verb (used with object), in·fused, in·fus·ing.
verb (used without object), in·fused, in·fus·ing.
Origin of infuse
Examples from the Web for infuse
I just tried to infuse it with nobility, because he was after all a king.
More importantly, the evangelistic ethos is supposed to infuse everyday life.Did the Southern Baptist ‘Conservative Resurgence’ Fail?|Molly Worthen|June 1, 2014|DAILY BEAST
More breathing room between books, however, gives writers more time to infuse their series with something extra.Into Russia’s Dark Soul: The Serial Pleasures of Martin Cruz Smith|Sarah Weinman|November 13, 2013|DAILY BEAST
Especially the loss of Henry—it really did infuse the story room, and by extension the show, with a degree of sadness.‘Homeland’ Showrunner: ‘We Knew We Had to Plot a New Course’|Andrew Romano|September 30, 2013|DAILY BEAST

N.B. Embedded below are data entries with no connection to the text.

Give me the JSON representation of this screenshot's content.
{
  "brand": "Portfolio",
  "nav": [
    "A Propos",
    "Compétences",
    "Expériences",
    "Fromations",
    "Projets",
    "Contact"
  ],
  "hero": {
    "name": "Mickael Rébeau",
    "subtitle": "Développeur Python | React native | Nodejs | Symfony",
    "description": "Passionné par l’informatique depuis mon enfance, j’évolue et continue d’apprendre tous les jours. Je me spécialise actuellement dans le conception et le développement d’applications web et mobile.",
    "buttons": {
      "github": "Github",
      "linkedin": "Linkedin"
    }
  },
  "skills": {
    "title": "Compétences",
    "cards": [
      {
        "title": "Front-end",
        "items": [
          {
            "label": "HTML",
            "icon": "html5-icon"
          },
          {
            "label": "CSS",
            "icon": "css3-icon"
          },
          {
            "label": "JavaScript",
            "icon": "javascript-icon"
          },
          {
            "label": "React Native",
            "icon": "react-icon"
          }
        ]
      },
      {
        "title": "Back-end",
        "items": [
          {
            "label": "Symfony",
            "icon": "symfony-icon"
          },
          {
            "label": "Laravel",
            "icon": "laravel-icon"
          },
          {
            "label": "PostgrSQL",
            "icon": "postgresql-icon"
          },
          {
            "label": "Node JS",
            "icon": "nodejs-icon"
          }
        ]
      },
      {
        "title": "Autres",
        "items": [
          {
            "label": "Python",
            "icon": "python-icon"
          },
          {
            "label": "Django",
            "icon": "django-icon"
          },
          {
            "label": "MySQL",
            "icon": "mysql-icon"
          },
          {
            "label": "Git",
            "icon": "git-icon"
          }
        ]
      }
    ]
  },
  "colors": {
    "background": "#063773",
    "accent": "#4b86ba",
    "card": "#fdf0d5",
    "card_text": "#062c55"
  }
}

I had to work terribly hard to try to infuse some miniscule bit of humor into it.Jim Carrey’s Rant Against ‘Kick-Ass 2’ and 13 Other Stars Who Hate Their Own Films|Marlow Stern|June 25, 2013|DAILY BEAST
You do not; you locate the faulty part, correct it, and infuse new life.
Into this the consummate art of the singer could infuse every gradation of feeling.The Opera|R.A. Streatfeild
It was with infernal astuteness that Salabert set to work to infuse distrust into his wife's mind.Froth|Armando Palacio Valds
In desperation he even expressed regret he did not have a hack at Armand himself and infuse some life into it.A Pirate of Parts|Richard Neville
Once you rouse a man, and infuse some spirit into him, he may resist his disease, but it is a hard fight to get him to TRY.Sport and Work on the Nepaul Frontier|James Inglis